Walking at a slow speed on treadmills improves the mobility and gait of Parkinson's sufferers according to new research presented at the 2011 conference of the American Society of Neurology.

Over the years there has been much debate as to the effectiveness of low intensity vs. high intensity exercise and its impact on Parkinson's patients.

"Contrary to evidence suggesting that high-intensity exercise is the most effective, our results suggest that a combination of low-intensity training and stretching-resistance training may achieve the greatest improvements for people with Parkinson's disease," stated Lisa M. Shulman, MD, of the University of Maryland, in a news release. "These results have important implications for how we manage Parkinson's disease, since low-intensity exercise can be done by most people with Parkinson's, and our patients frequently ask what type of exercise they should be doing."

The study , conducted at the Baltimore VA Medical Center, divided Parkinson's patients into three groups. Group One performed high intensity treadmill walking for a period of 30 minutes,Group Two walked on the treadmill at slower speeds for 50 minutes and Group Three participated in weight training and stretching exercises. Study participants exercised three times a week over a three month duration.

Group Two garnered the most benefit in terms of gait and mobility improvement.

According to the National Parkinson Foundation Parkinson's disease is the second most common neurodegenerative disease after Alzheimer's, affecting about one million people in the United States and an estimated four million worldwide.

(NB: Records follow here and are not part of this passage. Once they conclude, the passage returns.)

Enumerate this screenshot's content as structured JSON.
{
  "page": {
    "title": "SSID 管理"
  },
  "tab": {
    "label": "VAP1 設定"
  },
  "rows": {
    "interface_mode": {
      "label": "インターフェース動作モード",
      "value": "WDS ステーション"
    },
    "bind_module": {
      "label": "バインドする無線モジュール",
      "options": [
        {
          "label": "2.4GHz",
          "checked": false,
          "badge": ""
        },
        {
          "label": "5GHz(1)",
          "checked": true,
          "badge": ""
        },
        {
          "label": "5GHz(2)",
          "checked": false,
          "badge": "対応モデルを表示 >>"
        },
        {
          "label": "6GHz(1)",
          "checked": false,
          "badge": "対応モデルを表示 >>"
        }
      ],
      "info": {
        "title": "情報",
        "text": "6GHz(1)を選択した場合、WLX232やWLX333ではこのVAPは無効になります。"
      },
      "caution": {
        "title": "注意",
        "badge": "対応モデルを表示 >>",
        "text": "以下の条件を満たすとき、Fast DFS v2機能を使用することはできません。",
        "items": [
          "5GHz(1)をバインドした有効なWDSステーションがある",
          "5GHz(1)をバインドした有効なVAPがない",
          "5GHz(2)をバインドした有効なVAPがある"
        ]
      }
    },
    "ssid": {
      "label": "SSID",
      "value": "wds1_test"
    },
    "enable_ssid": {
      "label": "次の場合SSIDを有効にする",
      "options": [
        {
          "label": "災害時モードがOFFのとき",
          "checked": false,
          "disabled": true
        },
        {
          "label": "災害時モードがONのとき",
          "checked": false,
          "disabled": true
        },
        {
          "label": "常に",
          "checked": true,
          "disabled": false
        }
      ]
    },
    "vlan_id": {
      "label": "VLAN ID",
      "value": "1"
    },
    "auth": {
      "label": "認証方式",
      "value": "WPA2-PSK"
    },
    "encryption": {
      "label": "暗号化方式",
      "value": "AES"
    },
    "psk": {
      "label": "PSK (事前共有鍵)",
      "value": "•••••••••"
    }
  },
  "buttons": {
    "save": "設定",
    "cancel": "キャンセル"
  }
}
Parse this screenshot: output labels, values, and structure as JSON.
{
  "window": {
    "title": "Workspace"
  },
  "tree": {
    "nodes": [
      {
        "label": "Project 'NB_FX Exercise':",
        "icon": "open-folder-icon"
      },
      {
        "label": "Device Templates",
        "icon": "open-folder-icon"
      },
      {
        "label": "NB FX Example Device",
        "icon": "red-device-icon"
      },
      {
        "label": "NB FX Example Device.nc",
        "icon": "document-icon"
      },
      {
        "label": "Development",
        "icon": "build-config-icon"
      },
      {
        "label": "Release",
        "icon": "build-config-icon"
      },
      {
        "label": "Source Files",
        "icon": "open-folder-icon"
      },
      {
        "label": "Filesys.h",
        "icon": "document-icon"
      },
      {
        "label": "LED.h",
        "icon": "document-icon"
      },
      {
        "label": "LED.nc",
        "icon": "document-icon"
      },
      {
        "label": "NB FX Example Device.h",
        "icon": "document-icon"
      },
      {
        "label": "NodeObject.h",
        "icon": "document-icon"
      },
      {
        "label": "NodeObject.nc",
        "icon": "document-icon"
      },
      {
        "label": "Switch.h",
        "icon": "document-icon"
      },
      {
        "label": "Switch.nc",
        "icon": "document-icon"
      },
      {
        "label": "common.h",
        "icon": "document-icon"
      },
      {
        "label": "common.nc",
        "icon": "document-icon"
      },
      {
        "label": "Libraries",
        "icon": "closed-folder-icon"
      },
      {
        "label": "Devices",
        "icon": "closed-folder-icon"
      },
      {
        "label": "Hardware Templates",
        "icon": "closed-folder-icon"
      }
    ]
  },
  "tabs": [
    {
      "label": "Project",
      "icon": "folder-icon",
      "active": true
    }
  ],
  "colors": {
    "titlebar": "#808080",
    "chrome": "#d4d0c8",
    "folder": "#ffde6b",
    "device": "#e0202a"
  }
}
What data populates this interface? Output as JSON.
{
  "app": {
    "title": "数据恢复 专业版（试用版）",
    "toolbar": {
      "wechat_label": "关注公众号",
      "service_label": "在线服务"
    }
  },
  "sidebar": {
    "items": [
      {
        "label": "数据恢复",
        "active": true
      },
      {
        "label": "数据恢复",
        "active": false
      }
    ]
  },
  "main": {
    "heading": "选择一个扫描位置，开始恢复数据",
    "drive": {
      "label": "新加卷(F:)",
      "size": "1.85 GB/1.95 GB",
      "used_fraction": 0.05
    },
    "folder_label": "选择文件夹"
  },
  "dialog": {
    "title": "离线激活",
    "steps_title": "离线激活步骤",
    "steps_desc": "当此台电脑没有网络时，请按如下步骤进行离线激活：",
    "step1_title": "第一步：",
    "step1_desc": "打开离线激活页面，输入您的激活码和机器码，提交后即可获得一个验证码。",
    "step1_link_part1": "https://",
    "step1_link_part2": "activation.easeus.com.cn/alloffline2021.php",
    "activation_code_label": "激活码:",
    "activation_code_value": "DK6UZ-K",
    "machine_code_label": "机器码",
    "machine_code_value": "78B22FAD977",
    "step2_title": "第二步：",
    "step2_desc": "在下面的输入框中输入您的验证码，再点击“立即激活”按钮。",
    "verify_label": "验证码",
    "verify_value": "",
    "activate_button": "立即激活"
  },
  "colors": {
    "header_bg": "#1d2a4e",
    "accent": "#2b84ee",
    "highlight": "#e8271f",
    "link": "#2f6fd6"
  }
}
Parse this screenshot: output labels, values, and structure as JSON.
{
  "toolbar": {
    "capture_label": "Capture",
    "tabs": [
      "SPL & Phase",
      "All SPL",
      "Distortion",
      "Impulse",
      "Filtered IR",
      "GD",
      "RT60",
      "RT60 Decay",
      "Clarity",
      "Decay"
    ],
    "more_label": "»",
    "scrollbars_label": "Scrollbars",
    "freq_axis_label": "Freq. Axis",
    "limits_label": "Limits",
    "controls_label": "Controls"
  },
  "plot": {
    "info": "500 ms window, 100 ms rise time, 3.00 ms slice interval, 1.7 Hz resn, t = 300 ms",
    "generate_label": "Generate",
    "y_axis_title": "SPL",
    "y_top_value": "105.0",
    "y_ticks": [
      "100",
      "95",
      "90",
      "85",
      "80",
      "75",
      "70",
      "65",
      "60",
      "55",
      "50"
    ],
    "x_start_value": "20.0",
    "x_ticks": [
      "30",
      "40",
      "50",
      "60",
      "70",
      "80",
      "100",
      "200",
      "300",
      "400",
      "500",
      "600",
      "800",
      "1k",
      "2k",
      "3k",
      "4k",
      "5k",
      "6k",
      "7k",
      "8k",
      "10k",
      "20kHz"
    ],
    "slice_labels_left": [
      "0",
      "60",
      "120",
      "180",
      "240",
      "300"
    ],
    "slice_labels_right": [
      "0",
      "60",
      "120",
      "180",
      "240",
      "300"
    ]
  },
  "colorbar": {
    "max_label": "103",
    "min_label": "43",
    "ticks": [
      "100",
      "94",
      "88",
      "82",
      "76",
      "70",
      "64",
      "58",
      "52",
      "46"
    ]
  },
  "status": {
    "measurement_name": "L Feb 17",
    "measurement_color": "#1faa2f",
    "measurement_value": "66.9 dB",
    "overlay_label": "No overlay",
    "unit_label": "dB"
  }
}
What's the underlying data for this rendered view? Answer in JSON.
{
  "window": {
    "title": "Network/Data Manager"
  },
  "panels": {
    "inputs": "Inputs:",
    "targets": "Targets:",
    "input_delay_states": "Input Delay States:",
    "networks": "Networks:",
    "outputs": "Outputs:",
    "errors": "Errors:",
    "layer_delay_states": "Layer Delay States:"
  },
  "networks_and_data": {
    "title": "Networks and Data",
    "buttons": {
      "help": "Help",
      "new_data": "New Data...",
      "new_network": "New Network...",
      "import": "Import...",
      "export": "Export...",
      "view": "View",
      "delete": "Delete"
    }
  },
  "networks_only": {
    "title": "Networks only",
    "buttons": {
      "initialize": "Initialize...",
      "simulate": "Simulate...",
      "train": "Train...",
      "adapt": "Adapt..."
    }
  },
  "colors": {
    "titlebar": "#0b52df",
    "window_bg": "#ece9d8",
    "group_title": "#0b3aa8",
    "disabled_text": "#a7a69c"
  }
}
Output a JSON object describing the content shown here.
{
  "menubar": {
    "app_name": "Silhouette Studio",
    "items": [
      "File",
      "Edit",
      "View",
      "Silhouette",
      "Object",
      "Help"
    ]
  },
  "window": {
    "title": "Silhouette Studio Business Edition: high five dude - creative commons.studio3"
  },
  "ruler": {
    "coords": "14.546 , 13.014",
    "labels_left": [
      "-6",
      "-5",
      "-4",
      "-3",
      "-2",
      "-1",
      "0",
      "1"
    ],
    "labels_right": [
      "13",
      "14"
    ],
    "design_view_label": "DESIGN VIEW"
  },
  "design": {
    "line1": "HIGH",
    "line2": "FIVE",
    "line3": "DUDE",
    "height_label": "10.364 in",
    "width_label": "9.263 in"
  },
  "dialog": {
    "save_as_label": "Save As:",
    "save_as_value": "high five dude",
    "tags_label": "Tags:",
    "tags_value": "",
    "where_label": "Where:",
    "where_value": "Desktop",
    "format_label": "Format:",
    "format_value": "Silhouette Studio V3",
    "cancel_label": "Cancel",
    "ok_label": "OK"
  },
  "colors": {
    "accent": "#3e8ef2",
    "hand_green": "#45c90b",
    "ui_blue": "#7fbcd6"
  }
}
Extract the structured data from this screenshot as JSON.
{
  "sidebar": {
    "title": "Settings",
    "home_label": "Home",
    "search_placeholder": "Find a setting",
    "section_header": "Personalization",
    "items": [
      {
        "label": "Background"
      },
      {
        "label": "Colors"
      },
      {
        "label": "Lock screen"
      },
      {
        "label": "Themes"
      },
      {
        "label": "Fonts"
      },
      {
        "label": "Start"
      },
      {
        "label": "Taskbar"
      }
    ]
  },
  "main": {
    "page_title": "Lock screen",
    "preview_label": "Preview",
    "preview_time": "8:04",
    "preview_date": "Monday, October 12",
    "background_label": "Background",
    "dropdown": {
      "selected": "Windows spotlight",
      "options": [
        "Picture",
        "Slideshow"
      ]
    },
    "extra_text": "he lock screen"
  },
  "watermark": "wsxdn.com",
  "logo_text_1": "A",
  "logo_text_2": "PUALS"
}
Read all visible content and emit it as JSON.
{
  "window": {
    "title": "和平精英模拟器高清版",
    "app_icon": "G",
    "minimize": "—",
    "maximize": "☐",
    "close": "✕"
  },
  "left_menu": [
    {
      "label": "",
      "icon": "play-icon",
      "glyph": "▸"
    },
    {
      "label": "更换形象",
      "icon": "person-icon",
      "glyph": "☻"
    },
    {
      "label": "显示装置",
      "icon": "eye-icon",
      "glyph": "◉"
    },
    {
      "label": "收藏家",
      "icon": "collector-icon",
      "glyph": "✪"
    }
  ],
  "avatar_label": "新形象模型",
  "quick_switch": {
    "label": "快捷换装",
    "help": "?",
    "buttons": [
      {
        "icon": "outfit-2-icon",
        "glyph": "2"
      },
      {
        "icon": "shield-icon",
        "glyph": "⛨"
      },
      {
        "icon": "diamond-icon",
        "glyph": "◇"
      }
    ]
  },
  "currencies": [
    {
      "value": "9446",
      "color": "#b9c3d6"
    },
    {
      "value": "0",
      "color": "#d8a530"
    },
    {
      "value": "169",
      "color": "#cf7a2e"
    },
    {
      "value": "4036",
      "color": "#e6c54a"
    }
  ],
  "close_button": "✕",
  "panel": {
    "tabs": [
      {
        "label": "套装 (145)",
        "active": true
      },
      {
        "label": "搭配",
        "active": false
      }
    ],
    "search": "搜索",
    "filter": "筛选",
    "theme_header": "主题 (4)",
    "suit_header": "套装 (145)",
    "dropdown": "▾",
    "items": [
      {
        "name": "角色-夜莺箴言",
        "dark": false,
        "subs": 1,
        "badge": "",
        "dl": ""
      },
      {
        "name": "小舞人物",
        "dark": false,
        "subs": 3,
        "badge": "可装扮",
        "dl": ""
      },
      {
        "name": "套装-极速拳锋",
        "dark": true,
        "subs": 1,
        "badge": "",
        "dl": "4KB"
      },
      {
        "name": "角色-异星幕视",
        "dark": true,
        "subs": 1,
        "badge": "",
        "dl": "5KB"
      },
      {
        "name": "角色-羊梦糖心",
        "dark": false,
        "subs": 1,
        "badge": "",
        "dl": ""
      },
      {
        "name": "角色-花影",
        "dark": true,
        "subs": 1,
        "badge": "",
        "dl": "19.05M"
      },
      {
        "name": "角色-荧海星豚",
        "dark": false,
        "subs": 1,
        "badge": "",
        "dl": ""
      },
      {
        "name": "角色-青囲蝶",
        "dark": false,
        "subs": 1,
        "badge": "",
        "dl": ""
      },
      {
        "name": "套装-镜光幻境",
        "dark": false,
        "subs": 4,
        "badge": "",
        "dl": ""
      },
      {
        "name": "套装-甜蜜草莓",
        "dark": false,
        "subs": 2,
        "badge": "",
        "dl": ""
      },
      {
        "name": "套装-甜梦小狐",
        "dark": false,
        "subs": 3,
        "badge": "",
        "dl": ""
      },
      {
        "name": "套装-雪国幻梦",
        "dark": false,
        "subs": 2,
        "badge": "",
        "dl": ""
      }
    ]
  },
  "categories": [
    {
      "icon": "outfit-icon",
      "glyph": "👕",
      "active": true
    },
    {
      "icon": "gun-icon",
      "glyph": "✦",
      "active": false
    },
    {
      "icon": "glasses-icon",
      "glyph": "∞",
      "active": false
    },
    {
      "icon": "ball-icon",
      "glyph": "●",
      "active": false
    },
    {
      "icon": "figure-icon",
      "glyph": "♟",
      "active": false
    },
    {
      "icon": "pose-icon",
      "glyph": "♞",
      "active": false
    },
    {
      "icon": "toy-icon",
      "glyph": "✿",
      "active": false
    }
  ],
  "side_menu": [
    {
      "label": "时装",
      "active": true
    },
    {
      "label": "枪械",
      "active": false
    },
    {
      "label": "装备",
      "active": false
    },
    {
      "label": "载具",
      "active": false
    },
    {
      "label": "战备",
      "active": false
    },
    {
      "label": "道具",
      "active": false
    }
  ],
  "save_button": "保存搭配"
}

The prevalence of the disease is expected to increase substantially in the next 20 years due to the aging of the population in the U.S., Europe and globally, as well as an increase in the age-related incidence of the disease. The economic burden of Parkinson's disease is estimated to be $6 billion annually in the U.S.